A brand-new yellow safety vest from the Merrimac Police Department sat in stark juxtaposition on the table to a well-worn pair of tiny pink ballet slippers from Dance Technics in Merrimac and some tattered gloves worn by gardeners at West Newbury’s Knapp’s Greenhouses for 40 years.
Doyle said the most challenging part of the collection process was getting people to understand what kind of items would make a good donation. After sending out an initial letter, Stasiuk, Doyle and Rubino followed up with phone calls — and even personal visits to donors — to explain just what this public art project was all about. But once people understood the concept, enthusiasm for the idea steadily grew.
As the three women finished documenting the large collection of items, Bixby asked them to email the photos to him so he could play with some ideas digitally and start sketching out possible ways to compose his piece.
“This is the kind of piece where you don’t know the outcome prior to doing it,” Bixby said.
While making a piece of quality art out of random, unconnected objects might seem unfathomable to most people, it’s clear that Bixby considers the challenge to be part of the fun.
“There’s a lot of interesting shapes here,” he said. “Once I put it all together and shuffle them a bit, an idea is bound to come up.”
A public unveiling of the collaborative art piece is planned as part of a 10th anniversary party that the foundation is hosting for the community at the high school on May 22. The viewbook will be on hand so people can first see the individual items and then find them within Bixby’s work.

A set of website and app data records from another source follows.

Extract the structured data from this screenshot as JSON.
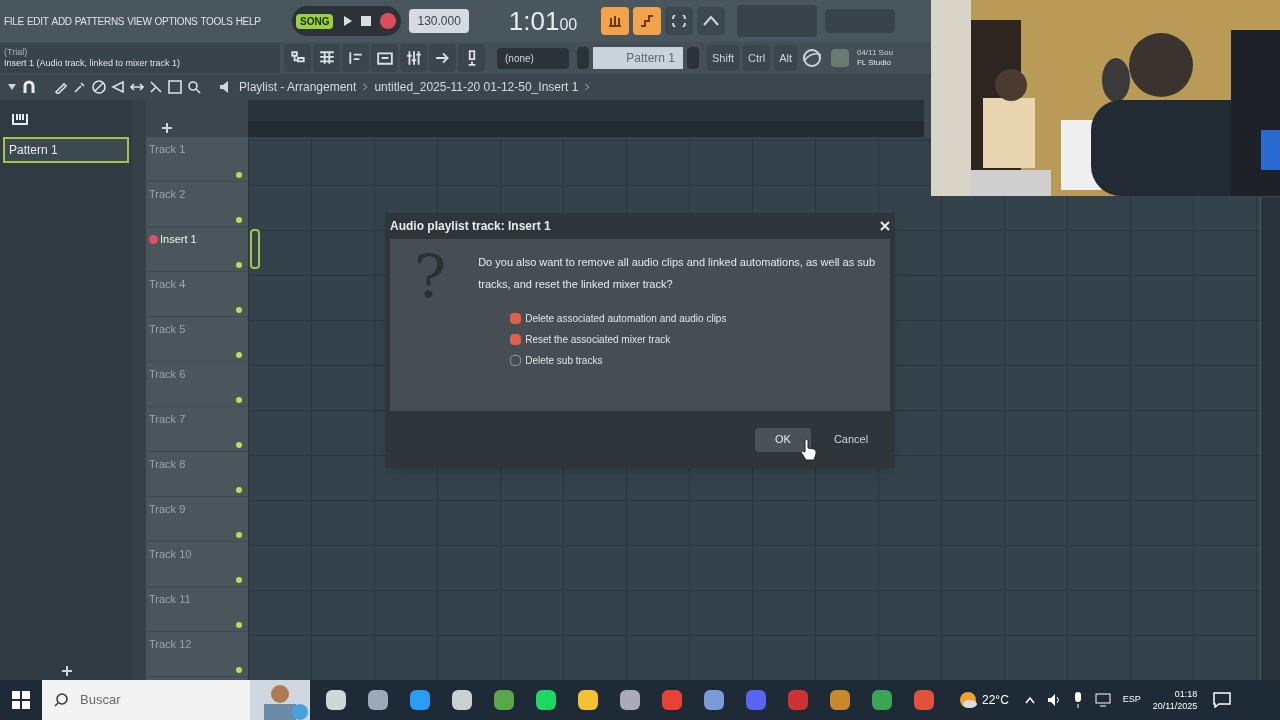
{
  "menu": [
    "FILE",
    "EDIT",
    "ADD",
    "PATTERNS",
    "VIEW",
    "OPTIONS",
    "TOOLS",
    "HELP"
  ],
  "transport": {
    "mode": "SONG",
    "tempo": "130.000",
    "time": "1:01",
    "time_ticks": "00"
  },
  "hint": {
    "line_1": "(Trial)",
    "line_2": "Insert 1 (Audio track, linked to mixer track 1)"
  },
  "toolbar": {
    "channel": "(none)",
    "pattern": "Pattern 1",
    "modifiers": [
      "Shift",
      "Ctrl",
      "Alt"
    ],
    "info": [
      "04/11 Sou",
      "FL Studio"
    ]
  },
  "breadcrumb": [
    "Playlist - Arrangement",
    "untitled_2025-11-20 01-12-50_Insert 1"
  ],
  "patterns": [
    {
      "name": "Pattern 1",
      "selected": true
    }
  ],
  "tracks": [
    {
      "name": "Track 1",
      "selected": false
    },
    {
      "name": "Track 2",
      "selected": false
    },
    {
      "name": "Insert 1",
      "selected": true
    },
    {
      "name": "Track 4",
      "selected": false
    },
    {
      "name": "Track 5",
      "selected": false
    },
    {
      "name": "Track 6",
      "selected": false
    },
    {
      "name": "Track 7",
      "selected": false
    },
    {
      "name": "Track 8",
      "selected": false
    },
    {
      "name": "Track 9",
      "selected": false
    },
    {
      "name": "Track 10",
      "selected": false
    },
    {
      "name": "Track 11",
      "selected": false
    },
    {
      "name": "Track 12",
      "selected": false
    }
  ],
  "dialog": {
    "title": "Audio playlist track: Insert 1",
    "icon": "?",
    "message": "Do you also want to remove all audio clips and linked automations, as well as sub tracks, and reset the linked mixer track?",
    "options": [
      {
        "label": "Delete associated automation and audio clips",
        "checked": true
      },
      {
        "label": "Reset the associated mixer track",
        "checked": true
      },
      {
        "label": "Delete sub tracks",
        "checked": false
      }
    ],
    "buttons": [
      {
        "label": "OK",
        "default": true
      },
      {
        "label": "Cancel",
        "default": false
      }
    ]
  },
  "taskbar": {
    "search_placeholder": "Buscar",
    "weather": "22°C",
    "language": "ESP",
    "time": "01:18",
    "date": "20/11/2025"
  }
}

A documentary of the process created by students in Bixby’s videography class will also run during the event, Stasiuk said. Eventually, the artwork will be on permanent display at the high school.